### ENTRIES SHOWN
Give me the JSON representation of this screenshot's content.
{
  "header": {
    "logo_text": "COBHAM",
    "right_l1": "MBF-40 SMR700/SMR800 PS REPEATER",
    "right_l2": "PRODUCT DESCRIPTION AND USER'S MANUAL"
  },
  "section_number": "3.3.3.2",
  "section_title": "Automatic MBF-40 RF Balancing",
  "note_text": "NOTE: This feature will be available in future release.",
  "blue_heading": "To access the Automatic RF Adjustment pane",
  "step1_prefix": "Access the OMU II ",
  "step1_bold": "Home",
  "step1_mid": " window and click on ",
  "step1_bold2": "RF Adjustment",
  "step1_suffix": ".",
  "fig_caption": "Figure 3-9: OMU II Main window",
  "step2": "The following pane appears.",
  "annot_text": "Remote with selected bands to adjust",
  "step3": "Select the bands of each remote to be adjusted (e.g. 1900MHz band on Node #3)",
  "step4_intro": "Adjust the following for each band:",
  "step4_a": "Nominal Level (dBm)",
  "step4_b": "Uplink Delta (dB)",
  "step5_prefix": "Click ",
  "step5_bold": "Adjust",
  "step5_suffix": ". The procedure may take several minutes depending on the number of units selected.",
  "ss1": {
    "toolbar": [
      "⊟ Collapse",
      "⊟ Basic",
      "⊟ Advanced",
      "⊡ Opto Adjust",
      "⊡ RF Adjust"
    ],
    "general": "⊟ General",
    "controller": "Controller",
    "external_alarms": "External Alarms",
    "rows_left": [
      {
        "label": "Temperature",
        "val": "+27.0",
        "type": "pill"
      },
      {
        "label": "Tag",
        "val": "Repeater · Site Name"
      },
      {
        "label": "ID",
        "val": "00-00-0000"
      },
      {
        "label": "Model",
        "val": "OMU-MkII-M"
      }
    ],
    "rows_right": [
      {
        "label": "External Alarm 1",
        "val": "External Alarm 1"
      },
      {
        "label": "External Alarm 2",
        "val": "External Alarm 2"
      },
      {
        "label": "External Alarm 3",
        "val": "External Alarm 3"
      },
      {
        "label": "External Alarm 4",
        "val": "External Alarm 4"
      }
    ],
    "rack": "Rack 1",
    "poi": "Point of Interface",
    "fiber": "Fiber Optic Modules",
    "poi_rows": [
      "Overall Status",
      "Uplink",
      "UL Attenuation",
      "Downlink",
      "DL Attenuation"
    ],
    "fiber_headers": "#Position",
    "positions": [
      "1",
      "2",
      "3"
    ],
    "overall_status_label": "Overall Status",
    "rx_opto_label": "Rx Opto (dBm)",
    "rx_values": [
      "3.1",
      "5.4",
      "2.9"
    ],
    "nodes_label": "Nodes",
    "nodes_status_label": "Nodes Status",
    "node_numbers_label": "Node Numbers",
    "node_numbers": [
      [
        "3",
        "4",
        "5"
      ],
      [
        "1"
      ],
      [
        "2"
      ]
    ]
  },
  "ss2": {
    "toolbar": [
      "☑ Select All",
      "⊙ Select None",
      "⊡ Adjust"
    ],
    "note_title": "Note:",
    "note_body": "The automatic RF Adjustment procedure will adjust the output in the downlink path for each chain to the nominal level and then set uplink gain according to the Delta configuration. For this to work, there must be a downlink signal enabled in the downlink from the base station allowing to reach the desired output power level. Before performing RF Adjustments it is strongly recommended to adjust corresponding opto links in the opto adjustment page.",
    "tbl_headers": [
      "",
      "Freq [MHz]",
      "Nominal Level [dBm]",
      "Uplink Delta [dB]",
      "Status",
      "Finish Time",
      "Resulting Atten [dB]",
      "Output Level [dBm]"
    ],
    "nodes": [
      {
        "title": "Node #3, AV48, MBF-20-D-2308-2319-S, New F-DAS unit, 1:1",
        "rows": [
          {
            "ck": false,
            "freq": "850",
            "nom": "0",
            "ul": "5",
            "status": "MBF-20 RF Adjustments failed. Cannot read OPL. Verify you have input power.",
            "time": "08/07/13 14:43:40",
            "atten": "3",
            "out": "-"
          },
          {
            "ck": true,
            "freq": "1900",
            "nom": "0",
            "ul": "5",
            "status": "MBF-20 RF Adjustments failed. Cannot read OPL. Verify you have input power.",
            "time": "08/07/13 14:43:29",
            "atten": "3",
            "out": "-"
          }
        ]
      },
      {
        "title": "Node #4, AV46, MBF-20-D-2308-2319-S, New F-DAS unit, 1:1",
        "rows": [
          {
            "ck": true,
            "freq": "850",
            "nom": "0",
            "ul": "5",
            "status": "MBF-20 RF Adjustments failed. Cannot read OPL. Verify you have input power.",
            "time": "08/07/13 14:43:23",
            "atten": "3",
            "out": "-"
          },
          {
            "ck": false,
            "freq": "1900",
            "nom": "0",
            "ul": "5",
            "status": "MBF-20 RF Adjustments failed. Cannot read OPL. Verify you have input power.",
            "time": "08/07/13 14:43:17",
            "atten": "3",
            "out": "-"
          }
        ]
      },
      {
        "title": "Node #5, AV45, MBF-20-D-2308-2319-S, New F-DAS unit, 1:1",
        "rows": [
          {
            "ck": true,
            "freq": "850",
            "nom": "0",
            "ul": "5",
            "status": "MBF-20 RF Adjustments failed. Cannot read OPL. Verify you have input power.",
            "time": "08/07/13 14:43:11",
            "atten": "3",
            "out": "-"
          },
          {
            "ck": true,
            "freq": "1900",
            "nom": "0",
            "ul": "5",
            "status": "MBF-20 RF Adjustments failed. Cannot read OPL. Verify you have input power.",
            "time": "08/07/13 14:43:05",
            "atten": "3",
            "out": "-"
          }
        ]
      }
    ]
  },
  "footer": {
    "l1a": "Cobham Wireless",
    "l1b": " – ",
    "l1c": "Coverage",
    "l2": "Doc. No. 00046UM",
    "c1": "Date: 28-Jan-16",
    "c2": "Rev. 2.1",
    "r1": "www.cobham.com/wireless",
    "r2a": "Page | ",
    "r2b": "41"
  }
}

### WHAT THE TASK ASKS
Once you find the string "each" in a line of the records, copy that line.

### PROBLEM SOLUTION
  "step3": "Select the bands of each remote to be adjusted (e.g. 1900MHz band on Node #3)",
  "step4_intro": "Adjust the following for each band:",
    "note_body": "The automatic RF Adjustment procedure will adjust the output in the downlink path for each chain to the nominal level and then set uplink gain according to the Delta configuration. For this to work, there must be a downlink signal enabled in the downlink from the base station allowing to reach the desired output power level. Before performing RF Adjustments it is strongly recommended to adjust corresponding opto links in the opto adjustment page.",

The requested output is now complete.